Kate describes the uses of different ingredients, how flower oils can aid in forgiveness and compassion while cedarwood is grounding. “And it does that physically and emotionally for you, so that’s the magic,” she imparts. “It’s magical, what these plants can do for us because everything is here. We came with everything on this planet. And they’re our family, the flowers, the trees, the bark, the root, the seeds, they’re all part of us. We all have a purpose to serve each other and they want to help us.”
Becker’s background in the healing arts motivated her to reach people through her oils as a way for her clients to take something home with them, as a reminder of what they are working on. “It becomes your helper, your assistant, your reminder, your supporter. Let’s say you apply Break Patterns & Addictions and you’re asking for assistance, for support around this challenge and every time you smell it, it will remind you of that support.”
What Becker didn’t realize 15 years ago when she started studying essential oils was her knack for blending. Working with oils isn’t easy. They have their own personalities, and some – as Kate said – are hard to wrangle. Tom Robbins wrote a whole book on the challenge of finding a proper base note to a jasmine, citrus combination in Jitterbug Perfume.

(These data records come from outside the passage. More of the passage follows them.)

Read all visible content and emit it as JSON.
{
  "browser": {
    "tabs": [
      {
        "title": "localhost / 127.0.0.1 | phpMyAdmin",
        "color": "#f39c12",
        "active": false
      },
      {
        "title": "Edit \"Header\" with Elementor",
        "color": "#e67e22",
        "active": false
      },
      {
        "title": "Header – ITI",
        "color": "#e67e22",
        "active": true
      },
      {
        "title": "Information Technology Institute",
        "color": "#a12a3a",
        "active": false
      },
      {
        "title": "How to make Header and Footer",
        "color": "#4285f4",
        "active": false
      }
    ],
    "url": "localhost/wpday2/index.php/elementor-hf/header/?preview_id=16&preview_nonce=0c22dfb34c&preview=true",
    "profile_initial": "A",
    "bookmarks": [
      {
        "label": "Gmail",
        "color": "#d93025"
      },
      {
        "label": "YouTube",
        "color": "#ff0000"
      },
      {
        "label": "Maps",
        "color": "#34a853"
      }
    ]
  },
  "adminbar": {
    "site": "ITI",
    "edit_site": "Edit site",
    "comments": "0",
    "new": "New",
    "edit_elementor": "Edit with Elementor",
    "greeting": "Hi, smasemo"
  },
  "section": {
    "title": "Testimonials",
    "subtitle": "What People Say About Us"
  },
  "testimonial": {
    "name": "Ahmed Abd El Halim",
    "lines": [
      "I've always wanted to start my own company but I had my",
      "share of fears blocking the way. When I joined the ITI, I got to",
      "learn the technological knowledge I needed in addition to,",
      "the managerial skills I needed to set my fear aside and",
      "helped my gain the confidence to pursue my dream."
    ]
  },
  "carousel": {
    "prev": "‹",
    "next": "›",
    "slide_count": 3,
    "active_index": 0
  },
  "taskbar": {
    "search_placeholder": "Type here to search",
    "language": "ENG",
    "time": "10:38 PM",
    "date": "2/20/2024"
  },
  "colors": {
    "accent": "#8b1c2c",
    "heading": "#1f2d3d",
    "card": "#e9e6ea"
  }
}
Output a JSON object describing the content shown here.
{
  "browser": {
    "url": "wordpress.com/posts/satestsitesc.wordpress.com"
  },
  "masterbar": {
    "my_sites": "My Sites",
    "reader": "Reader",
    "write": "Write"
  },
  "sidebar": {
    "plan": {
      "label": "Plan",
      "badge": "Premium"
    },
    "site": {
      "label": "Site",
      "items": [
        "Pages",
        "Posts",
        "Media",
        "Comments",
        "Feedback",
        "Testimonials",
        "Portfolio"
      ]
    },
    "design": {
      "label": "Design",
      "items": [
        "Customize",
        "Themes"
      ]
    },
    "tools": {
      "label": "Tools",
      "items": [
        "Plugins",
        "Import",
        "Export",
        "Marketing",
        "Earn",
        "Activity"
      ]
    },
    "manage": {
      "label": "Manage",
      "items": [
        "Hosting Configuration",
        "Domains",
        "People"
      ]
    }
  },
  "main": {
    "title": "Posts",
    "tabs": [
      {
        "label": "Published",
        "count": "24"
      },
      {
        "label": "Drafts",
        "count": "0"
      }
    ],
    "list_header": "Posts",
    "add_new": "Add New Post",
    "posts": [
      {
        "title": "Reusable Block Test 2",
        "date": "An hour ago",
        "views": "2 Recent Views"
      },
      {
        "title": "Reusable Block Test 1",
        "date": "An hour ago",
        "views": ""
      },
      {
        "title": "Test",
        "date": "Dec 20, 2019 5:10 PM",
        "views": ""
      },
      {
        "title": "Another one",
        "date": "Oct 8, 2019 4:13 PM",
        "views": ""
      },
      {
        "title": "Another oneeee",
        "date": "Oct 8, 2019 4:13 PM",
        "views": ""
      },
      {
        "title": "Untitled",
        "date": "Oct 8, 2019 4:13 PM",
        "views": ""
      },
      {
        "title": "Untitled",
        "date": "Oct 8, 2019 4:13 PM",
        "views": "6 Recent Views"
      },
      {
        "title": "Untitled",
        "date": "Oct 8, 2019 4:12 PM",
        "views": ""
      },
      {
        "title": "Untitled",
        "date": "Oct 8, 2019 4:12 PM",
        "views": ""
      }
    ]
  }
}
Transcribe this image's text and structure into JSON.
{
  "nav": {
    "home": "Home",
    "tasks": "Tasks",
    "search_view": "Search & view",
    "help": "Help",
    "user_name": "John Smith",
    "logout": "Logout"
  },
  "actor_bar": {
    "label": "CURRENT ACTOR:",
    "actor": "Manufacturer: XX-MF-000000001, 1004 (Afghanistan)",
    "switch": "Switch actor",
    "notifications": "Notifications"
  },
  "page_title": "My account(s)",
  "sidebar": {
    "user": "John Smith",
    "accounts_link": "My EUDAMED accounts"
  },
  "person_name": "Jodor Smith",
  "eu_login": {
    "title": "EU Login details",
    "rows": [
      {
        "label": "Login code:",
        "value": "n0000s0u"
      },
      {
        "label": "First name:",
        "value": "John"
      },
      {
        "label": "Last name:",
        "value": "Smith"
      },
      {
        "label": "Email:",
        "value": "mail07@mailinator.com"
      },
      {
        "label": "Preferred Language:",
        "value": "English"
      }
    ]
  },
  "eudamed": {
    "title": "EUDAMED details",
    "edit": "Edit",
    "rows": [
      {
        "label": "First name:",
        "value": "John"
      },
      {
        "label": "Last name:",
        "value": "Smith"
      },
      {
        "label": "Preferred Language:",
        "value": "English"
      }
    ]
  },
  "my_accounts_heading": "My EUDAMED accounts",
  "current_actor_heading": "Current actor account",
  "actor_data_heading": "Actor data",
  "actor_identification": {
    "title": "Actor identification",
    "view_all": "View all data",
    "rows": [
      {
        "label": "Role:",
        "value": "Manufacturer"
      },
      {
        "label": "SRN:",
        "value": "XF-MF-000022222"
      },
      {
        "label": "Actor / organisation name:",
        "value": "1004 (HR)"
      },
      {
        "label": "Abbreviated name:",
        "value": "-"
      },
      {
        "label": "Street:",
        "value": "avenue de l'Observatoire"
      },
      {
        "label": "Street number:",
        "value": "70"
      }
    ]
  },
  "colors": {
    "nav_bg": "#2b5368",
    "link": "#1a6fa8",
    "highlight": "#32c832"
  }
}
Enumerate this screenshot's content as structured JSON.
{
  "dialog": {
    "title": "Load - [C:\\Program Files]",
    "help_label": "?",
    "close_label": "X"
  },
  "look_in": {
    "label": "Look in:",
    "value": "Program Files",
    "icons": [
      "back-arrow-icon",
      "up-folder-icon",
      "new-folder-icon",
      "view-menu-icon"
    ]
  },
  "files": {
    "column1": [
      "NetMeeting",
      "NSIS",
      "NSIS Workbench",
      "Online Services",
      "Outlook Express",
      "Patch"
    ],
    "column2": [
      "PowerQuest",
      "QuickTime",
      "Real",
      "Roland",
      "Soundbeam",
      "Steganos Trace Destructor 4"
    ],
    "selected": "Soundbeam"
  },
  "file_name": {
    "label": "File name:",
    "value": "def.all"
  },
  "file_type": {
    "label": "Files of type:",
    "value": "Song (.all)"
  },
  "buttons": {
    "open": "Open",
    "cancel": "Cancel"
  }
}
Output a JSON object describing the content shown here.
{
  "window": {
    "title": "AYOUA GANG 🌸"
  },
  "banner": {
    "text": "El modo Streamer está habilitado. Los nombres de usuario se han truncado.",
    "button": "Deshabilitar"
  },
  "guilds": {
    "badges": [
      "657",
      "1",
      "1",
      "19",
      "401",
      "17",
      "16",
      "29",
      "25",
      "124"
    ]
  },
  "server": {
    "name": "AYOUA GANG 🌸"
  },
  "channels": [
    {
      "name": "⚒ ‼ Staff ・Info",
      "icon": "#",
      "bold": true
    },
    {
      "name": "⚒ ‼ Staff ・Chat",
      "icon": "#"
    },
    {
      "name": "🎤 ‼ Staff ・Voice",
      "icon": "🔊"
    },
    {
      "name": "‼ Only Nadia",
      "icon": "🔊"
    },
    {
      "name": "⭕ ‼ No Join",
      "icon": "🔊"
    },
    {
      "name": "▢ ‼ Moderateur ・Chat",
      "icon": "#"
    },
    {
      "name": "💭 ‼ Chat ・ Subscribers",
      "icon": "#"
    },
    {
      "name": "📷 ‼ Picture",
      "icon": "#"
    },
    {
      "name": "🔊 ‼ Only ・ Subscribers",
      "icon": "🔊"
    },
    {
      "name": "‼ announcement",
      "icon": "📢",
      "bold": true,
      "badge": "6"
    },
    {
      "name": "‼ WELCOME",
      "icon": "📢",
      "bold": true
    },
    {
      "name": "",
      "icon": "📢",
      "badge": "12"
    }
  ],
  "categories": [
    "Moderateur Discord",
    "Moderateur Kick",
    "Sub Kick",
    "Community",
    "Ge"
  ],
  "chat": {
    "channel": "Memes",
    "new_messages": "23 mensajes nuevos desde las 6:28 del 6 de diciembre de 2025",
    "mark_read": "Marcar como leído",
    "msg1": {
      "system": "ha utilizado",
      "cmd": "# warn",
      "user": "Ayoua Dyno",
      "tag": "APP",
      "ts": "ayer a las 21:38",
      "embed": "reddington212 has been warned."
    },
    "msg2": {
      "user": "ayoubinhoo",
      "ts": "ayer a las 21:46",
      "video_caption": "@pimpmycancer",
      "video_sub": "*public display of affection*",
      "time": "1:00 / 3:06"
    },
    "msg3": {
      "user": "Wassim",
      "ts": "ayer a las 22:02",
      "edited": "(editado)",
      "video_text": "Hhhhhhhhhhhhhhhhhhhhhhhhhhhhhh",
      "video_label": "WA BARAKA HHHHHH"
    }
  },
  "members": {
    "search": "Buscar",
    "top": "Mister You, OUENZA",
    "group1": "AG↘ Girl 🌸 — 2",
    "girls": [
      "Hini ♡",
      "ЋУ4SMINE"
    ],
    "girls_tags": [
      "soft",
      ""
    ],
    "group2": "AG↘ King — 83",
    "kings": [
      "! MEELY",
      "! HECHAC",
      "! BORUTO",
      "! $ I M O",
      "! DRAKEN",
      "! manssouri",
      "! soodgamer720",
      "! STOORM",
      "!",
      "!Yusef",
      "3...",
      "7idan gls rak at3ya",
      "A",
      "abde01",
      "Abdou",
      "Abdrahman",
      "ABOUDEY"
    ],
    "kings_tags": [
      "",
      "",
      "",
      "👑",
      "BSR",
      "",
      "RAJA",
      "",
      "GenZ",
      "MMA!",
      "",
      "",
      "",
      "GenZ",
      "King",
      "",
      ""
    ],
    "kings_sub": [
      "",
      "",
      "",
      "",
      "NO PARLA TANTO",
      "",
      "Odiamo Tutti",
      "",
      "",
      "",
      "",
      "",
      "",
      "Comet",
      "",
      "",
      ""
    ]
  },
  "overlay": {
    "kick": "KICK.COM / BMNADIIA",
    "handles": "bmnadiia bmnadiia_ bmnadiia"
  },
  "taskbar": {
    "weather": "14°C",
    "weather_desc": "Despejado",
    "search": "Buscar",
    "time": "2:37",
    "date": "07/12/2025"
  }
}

“I learned about all the different oils, and how they blend with each other and what their purposes are – medicinally, therapeutically – but once I sat down to blend them, and the anointing oils were the first line I created – they just kind of happened through me. To this day, now that I do the Bastet Perfume Society, which is a monthly perfume club and I’m having the ability to work with the really exotic high priced and rare oils, it still happens. I’ll make a blend and I can’t believe that I had that much to do with it. I think it’s just something that’s inside me, like musicians who already have the music in them, that’s what it is for me.”
On Saturday, Oct. 28, Becker and crew celebrate the boutique’s two-year anniversary at their Downtown location, 215 N. Court Ave., from 11 a.m.-4 p.m. The free event is dedicated to the Autumn Season, Samhain, and Dia de los Muertos. It will include an alter honoring those past, mini ritual treatments by Vanessa and Nicole, healthy treats and refreshments as well as a sale. Visit KatesMagik.com for product information and RitualTucson.com for information on the boutique. Call 520-422-2642 with inquiries.
- Sweeney, Michael S. Brain: The Complete Mind. Washington, D.C.: National Geographic Society, 2009. Print.